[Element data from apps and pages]
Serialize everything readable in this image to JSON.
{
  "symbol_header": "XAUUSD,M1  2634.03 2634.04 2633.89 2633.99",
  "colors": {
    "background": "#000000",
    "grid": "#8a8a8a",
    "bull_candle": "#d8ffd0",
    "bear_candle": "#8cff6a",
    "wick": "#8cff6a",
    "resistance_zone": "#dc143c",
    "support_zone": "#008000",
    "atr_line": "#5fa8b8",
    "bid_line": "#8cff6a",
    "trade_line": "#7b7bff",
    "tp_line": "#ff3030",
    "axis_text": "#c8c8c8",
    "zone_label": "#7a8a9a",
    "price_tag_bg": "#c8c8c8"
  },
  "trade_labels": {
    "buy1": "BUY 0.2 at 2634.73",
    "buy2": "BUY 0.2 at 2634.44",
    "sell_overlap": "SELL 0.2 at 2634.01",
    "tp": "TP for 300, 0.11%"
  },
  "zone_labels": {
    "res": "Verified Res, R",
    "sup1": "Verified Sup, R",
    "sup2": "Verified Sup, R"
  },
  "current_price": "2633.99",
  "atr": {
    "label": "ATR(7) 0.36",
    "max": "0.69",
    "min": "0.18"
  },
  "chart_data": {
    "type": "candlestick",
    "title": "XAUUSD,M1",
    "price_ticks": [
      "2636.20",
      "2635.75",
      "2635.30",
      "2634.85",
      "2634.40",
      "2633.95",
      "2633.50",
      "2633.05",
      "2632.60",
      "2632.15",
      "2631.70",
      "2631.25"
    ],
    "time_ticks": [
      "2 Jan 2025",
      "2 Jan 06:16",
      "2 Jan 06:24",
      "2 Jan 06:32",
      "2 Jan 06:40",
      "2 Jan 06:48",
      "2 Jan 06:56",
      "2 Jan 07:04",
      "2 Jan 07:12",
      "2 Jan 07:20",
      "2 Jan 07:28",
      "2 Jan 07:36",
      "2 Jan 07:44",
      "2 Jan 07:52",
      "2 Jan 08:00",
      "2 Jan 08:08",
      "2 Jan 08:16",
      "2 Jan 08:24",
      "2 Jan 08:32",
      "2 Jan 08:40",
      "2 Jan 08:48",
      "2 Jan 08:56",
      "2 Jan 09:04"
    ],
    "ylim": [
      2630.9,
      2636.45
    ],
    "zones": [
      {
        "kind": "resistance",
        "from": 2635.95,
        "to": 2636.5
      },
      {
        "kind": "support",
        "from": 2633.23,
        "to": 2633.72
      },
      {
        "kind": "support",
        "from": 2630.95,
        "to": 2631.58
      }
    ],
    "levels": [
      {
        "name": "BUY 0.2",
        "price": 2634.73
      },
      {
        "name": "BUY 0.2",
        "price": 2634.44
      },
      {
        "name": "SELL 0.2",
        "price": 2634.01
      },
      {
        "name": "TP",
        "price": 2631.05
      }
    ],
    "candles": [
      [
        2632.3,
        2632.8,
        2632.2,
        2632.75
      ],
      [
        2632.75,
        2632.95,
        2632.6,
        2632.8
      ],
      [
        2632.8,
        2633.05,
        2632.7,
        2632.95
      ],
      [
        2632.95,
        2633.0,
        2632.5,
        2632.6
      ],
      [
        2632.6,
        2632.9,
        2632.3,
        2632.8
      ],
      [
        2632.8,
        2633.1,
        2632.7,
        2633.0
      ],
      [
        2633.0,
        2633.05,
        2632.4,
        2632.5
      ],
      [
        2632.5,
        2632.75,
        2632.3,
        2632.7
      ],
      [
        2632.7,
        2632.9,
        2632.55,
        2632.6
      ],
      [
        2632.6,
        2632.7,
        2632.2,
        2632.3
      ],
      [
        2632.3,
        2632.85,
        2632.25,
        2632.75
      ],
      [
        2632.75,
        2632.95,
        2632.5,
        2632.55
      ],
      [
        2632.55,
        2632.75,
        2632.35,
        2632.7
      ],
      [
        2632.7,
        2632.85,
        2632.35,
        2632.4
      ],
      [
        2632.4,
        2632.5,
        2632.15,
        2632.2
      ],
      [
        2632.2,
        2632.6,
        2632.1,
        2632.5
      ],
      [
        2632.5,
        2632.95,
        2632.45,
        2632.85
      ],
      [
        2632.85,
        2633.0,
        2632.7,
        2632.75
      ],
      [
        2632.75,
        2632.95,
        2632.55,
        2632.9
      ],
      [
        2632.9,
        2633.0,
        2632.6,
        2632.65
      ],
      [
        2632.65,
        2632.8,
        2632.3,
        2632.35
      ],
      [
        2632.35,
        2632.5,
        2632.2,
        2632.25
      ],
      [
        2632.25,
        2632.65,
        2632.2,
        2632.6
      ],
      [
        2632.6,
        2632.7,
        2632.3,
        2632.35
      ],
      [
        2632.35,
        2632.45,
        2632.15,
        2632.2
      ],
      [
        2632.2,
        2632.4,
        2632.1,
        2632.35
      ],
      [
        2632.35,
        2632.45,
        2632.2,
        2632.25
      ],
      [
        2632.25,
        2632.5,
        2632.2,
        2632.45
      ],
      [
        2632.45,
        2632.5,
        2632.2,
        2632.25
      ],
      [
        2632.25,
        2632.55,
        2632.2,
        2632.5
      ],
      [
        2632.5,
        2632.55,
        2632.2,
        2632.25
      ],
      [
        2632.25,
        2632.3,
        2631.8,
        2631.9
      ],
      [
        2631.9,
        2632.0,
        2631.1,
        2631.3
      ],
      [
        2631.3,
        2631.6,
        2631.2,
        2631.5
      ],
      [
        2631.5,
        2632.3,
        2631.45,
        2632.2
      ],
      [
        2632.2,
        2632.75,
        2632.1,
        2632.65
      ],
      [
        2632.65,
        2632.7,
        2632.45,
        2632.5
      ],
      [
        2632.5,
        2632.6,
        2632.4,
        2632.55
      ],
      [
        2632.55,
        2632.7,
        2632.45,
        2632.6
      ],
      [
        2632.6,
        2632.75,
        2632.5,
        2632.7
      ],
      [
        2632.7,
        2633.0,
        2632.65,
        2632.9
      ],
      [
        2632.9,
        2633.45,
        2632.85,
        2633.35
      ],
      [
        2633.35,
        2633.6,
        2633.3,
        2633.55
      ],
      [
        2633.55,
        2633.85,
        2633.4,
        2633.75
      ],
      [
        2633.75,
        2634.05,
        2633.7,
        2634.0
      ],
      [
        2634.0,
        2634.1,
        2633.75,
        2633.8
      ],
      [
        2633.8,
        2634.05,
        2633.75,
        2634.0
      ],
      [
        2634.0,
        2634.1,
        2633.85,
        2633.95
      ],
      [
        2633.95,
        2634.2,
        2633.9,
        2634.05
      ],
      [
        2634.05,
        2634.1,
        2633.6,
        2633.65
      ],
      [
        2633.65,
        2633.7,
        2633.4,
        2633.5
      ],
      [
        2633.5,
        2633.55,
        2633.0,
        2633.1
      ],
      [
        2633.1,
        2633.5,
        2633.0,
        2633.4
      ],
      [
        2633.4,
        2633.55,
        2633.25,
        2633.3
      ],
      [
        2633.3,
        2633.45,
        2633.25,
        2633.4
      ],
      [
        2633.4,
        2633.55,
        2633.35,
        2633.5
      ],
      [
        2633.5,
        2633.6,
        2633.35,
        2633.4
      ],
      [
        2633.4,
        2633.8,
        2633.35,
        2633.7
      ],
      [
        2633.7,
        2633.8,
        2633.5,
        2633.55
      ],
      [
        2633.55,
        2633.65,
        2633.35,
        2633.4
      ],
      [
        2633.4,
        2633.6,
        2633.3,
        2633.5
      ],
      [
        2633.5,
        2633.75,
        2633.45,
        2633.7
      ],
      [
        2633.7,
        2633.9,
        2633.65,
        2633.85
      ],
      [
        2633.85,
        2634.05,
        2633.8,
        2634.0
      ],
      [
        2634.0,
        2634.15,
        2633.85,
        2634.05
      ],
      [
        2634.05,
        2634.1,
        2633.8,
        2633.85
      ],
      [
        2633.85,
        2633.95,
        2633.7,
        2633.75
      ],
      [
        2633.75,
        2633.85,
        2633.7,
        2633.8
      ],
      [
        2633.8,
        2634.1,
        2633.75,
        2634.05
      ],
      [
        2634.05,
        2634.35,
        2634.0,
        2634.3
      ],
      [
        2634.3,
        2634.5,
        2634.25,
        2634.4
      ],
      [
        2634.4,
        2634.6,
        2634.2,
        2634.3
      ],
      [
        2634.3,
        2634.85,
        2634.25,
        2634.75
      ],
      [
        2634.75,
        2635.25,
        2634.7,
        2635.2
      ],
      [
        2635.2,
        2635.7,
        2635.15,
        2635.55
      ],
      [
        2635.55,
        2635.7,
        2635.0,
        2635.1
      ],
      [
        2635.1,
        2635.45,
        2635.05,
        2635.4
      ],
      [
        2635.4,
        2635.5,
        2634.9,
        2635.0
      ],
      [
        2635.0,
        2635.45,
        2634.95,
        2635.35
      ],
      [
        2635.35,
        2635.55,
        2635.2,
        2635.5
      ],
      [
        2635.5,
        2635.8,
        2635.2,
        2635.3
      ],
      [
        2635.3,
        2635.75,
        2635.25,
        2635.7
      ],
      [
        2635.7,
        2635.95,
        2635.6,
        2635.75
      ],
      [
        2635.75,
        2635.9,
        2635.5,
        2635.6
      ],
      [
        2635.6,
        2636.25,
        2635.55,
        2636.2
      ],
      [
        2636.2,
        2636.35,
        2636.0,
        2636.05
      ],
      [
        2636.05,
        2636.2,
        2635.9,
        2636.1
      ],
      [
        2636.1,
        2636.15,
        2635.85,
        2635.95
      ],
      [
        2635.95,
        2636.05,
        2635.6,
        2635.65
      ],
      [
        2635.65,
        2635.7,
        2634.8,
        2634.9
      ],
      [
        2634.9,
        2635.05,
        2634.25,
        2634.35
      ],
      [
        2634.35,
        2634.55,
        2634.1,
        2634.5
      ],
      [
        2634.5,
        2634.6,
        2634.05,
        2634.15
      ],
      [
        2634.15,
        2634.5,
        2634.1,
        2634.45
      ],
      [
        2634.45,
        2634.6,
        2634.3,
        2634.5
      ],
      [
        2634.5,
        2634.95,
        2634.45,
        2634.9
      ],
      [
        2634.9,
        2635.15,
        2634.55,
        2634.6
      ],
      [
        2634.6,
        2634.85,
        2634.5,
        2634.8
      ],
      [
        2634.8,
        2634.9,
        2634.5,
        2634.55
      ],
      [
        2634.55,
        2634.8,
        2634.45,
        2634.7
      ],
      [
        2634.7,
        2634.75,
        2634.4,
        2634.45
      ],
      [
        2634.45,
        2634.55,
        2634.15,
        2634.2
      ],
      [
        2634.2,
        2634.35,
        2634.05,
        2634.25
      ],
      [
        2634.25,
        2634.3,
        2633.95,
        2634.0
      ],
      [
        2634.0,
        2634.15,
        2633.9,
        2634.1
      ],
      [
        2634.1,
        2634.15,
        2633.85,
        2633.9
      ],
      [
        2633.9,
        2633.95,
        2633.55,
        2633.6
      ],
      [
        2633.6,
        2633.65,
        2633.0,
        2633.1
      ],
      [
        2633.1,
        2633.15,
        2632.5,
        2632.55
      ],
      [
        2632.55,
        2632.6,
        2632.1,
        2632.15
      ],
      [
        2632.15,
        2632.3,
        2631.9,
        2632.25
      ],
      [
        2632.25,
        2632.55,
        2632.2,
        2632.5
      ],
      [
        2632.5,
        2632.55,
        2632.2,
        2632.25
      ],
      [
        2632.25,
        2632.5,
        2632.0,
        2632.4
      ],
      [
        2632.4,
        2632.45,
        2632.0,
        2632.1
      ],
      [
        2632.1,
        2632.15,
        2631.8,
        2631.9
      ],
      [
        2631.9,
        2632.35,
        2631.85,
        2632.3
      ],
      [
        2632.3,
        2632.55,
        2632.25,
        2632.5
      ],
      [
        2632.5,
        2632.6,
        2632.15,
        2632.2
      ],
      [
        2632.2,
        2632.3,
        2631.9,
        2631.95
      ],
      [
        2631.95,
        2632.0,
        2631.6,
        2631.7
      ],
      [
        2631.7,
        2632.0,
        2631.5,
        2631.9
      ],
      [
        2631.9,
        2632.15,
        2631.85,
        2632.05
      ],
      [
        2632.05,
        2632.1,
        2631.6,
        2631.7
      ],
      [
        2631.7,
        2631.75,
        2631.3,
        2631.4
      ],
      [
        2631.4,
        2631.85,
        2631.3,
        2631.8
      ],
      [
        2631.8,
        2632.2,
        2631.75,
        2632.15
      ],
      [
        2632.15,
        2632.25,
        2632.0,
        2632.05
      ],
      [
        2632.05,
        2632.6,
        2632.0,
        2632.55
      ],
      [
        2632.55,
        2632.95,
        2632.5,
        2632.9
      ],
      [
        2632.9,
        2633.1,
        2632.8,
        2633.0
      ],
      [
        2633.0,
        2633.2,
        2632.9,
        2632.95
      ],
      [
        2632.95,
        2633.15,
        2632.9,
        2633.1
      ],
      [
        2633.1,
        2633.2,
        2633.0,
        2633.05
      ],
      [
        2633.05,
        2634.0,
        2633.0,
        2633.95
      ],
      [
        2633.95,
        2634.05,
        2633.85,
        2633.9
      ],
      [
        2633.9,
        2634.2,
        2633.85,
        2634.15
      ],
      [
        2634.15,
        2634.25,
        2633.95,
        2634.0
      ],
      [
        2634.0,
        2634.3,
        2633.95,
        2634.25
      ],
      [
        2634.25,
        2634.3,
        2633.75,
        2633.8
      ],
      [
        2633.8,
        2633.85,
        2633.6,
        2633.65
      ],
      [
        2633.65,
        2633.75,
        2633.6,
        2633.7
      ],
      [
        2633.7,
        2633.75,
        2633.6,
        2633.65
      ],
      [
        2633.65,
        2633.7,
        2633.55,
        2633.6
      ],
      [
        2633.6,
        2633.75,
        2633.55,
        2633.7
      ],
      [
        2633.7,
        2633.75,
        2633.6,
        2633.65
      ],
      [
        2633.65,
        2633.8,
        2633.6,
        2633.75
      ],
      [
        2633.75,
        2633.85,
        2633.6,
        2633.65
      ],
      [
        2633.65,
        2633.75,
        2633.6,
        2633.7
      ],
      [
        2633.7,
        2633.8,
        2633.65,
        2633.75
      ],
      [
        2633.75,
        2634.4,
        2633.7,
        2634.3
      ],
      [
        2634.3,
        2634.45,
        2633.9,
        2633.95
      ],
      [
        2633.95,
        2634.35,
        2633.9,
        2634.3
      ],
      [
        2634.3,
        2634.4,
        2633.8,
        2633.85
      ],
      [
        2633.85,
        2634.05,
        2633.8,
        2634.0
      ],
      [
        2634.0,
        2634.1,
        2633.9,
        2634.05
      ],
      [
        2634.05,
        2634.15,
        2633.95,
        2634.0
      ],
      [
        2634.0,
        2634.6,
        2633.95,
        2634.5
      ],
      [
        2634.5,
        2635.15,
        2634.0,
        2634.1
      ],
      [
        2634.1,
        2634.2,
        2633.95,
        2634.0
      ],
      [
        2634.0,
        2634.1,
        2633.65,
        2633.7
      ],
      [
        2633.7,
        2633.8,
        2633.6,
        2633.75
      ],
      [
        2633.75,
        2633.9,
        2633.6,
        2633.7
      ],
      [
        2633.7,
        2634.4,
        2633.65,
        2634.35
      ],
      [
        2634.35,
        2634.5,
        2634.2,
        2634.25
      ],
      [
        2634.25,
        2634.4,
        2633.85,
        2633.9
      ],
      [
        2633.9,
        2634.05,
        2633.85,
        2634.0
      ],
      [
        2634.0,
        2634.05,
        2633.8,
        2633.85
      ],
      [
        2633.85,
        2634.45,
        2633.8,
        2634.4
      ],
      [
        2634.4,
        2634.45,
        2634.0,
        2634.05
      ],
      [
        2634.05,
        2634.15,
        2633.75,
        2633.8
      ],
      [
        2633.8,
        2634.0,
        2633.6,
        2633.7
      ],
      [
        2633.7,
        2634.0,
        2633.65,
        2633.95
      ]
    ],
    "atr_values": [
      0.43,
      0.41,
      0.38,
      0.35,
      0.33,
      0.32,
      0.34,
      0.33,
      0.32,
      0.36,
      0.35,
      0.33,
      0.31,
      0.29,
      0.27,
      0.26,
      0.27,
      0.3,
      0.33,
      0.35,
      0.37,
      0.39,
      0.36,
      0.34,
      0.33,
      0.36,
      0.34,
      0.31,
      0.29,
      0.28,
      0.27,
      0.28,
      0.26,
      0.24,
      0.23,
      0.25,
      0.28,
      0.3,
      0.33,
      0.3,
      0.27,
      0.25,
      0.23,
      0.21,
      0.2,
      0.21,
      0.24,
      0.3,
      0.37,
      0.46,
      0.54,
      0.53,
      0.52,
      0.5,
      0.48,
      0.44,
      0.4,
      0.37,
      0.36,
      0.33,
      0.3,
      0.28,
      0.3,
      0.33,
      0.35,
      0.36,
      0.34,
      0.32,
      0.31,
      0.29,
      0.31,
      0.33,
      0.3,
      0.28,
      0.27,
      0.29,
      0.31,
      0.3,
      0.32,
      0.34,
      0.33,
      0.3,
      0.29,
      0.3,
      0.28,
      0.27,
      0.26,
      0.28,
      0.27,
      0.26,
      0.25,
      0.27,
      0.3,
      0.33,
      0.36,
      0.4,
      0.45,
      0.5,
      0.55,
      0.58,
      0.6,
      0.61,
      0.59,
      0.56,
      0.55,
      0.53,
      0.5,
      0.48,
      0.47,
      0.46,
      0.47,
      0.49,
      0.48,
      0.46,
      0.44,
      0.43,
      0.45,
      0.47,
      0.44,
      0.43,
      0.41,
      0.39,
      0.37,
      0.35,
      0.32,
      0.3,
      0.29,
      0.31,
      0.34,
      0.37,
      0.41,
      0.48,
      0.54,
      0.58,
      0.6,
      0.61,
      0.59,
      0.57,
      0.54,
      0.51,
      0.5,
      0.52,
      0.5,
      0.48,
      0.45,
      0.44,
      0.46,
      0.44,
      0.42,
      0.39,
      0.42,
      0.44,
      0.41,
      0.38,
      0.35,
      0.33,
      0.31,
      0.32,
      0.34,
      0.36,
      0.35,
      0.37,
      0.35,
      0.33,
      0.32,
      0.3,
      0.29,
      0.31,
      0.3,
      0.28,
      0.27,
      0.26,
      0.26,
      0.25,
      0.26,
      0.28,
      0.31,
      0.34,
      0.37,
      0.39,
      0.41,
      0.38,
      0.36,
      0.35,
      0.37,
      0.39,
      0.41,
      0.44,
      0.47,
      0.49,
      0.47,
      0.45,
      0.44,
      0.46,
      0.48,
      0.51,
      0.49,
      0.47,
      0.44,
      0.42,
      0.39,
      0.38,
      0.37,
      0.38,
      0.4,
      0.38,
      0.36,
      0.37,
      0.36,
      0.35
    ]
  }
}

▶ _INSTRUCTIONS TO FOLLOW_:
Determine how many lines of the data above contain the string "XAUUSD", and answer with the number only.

▶ _RESPONSE TO THE TASK_:
2